Dr. Jilisa Snyder, clinical director of the Brattleboro Retreat’s Anna Marsh Clinic, offers words of guidance to parents and guardians looking to support their children in the aftermath of Tuesday’s violence.
The two “classic guidelines” for adults encompass creating a space for children to ask questions, and for the grown-ups to provide only the information asked for, said Snyder.
Like adults, children will respond to violent events in their own way and on their own timeline, she said.
But explaining a violent act to a four-year-old is different than talking with a 17-year-old, she said, and adults should do their best to match the information they give children with where the child is developmentally.
Let children know they can ask a question as many times as they need to “absorb the information,” said Snyder.
Always provide honest answers to children, but do not feel the need to provide more information than the child can absorb age-wise or than the child asks for, she added.
One important role for adults at this time, she said, is helping children feel safe. Helping children understand that officials like the police are investigating the crime and that other adults are supporting the victims can ease any anxieties.
It’s also important for children’s sense of safety to know that their parents and grown-ups in their lives are taking care of themselves and staying safe, Snyder said.
According to Snyder, if asked, caregivers can share their own feelings with children but, here again, honesty and providing a framework of security are key.
Telling the child it’s natural to feel scared, but that adults know how to help each other, can be away to approach this question, said Snyder.
Caregivers should also tell children to ask them questions about anything they hear on the community level.
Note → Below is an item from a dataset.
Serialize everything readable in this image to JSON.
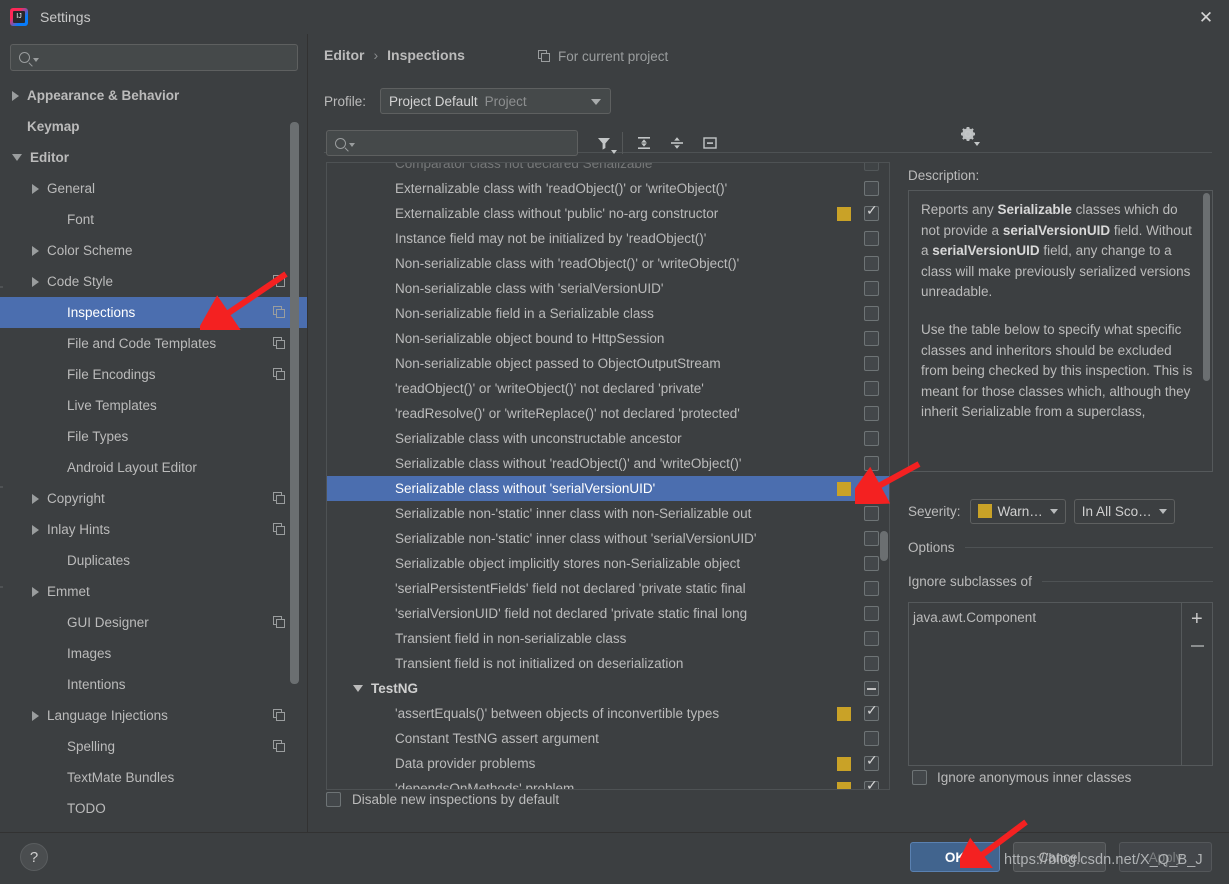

Emotionally children may also feel “porous” after a violent event and so Snyder encourages parents to “monitor images that may not typically be frightening” to children. Previously beloved movies of books may suddenly become too scary after a traumatic event.